*Given records*:
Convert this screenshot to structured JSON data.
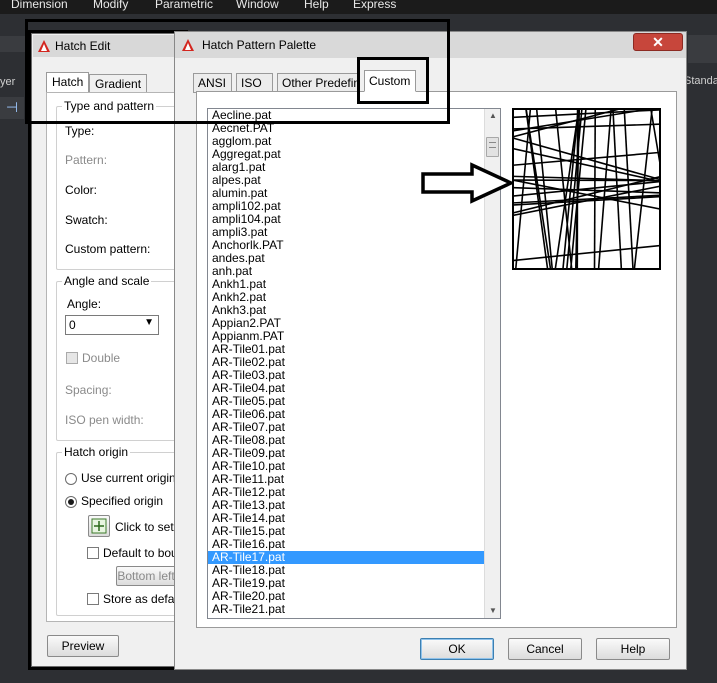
{
  "menubar": {
    "items": [
      "Dimension",
      "Modify",
      "Parametric",
      "Window",
      "Help",
      "Express"
    ]
  },
  "background": {
    "left_fragment": "yer",
    "right_fragment": "Standa"
  },
  "hatch_edit": {
    "title": "Hatch Edit",
    "tabs": [
      "Hatch",
      "Gradient"
    ],
    "type_and_pattern": {
      "title": "Type and pattern",
      "type_label": "Type:",
      "pattern_label": "Pattern:",
      "color_label": "Color:",
      "swatch_label": "Swatch:",
      "custom_pattern_label": "Custom pattern:"
    },
    "angle_and_scale": {
      "title": "Angle and scale",
      "angle_label": "Angle:",
      "angle_value": "0",
      "double_label": "Double",
      "spacing_label": "Spacing:",
      "iso_pen_width_label": "ISO pen width:"
    },
    "hatch_origin": {
      "title": "Hatch origin",
      "use_current_origin": "Use current origin",
      "specified_origin": "Specified origin",
      "click_to_set": "Click to set n",
      "default_to_boundary": "Default to boun",
      "bottom_left": "Bottom left",
      "store_as_default": "Store as defaul"
    },
    "preview_button": "Preview"
  },
  "palette": {
    "title": "Hatch Pattern Palette",
    "close_glyph": "✕",
    "tabs": [
      "ANSI",
      "ISO",
      "Other Predefined",
      "Custom"
    ],
    "active_tab": "Custom",
    "selected_item": "AR-Tile17.pat",
    "files": [
      "Aecline.pat",
      "Aecnet.PAT",
      "agglom.pat",
      "Aggregat.pat",
      "alarg1.pat",
      "alpes.pat",
      "alumin.pat",
      "ampli102.pat",
      "ampli104.pat",
      "ampli3.pat",
      "Anchorlk.PAT",
      "andes.pat",
      "anh.pat",
      "Ankh1.pat",
      "Ankh2.pat",
      "Ankh3.pat",
      "Appian2.PAT",
      "Appianm.PAT",
      "AR-Tile01.pat",
      "AR-Tile02.pat",
      "AR-Tile03.pat",
      "AR-Tile04.pat",
      "AR-Tile05.pat",
      "AR-Tile06.pat",
      "AR-Tile07.pat",
      "AR-Tile08.pat",
      "AR-Tile09.pat",
      "AR-Tile10.pat",
      "AR-Tile11.pat",
      "AR-Tile12.pat",
      "AR-Tile13.pat",
      "AR-Tile14.pat",
      "AR-Tile15.pat",
      "AR-Tile16.pat",
      "AR-Tile17.pat",
      "AR-Tile18.pat",
      "AR-Tile19.pat",
      "AR-Tile20.pat",
      "AR-Tile21.pat"
    ],
    "ok_button": "OK",
    "cancel_button": "Cancel",
    "help_button": "Help"
  },
  "colors": {
    "selection": "#3399ff",
    "close_button": "#c7463b",
    "annotation": "#000000"
  },
  "icons": {
    "app_logo": "autocad-logo-icon",
    "annotation_arrow": "right-arrow-icon",
    "pick_point": "pick-point-icon",
    "dropdown": "chevron-down-icon"
  }
}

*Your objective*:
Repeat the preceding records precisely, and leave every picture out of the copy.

*Written reply*:
Convert this screenshot to structured JSON data.
{
  "menubar": {
    "items": [
      "Dimension",
      "Modify",
      "Parametric",
      "Window",
      "Help",
      "Express"
    ]
  },
  "background": {
    "left_fragment": "yer",
    "right_fragment": "Standa"
  },
  "hatch_edit": {
    "title": "Hatch Edit",
    "tabs": [
      "Hatch",
      "Gradient"
    ],
    "type_and_pattern": {
      "title": "Type and pattern",
      "type_label": "Type:",
      "pattern_label": "Pattern:",
      "color_label": "Color:",
      "swatch_label": "Swatch:",
      "custom_pattern_label": "Custom pattern:"
    },
    "angle_and_scale": {
      "title": "Angle and scale",
      "angle_label": "Angle:",
      "angle_value": "0",
      "double_label": "Double",
      "spacing_label": "Spacing:",
      "iso_pen_width_label": "ISO pen width:"
    },
    "hatch_origin": {
      "title": "Hatch origin",
      "use_current_origin": "Use current origin",
      "specified_origin": "Specified origin",
      "click_to_set": "Click to set n",
      "default_to_boundary": "Default to boun",
      "bottom_left": "Bottom left",
      "store_as_default": "Store as defaul"
    },
    "preview_button": "Preview"
  },
  "palette": {
    "title": "Hatch Pattern Palette",
    "close_glyph": "✕",
    "tabs": [
      "ANSI",
      "ISO",
      "Other Predefined",
      "Custom"
    ],
    "active_tab": "Custom",
    "selected_item": "AR-Tile17.pat",
    "files": [
      "Aecline.pat",
      "Aecnet.PAT",
      "agglom.pat",
      "Aggregat.pat",
      "alarg1.pat",
      "alpes.pat",
      "alumin.pat",
      "ampli102.pat",
      "ampli104.pat",
      "ampli3.pat",
      "Anchorlk.PAT",
      "andes.pat",
      "anh.pat",
      "Ankh1.pat",
      "Ankh2.pat",
      "Ankh3.pat",
      "Appian2.PAT",
      "Appianm.PAT",
      "AR-Tile01.pat",
      "AR-Tile02.pat",
      "AR-Tile03.pat",
      "AR-Tile04.pat",
      "AR-Tile05.pat",
      "AR-Tile06.pat",
      "AR-Tile07.pat",
      "AR-Tile08.pat",
      "AR-Tile09.pat",
      "AR-Tile10.pat",
      "AR-Tile11.pat",
      "AR-Tile12.pat",
      "AR-Tile13.pat",
      "AR-Tile14.pat",
      "AR-Tile15.pat",
      "AR-Tile16.pat",
      "AR-Tile17.pat",
      "AR-Tile18.pat",
      "AR-Tile19.pat",
      "AR-Tile20.pat",
      "AR-Tile21.pat"
    ],
    "ok_button": "OK",
    "cancel_button": "Cancel",
    "help_button": "Help"
  },
  "colors": {
    "selection": "#3399ff",
    "close_button": "#c7463b",
    "annotation": "#000000"
  },
  "icons": {
    "app_logo": "autocad-logo-icon",
    "annotation_arrow": "right-arrow-icon",
    "pick_point": "pick-point-icon",
    "dropdown": "chevron-down-icon"
  }
}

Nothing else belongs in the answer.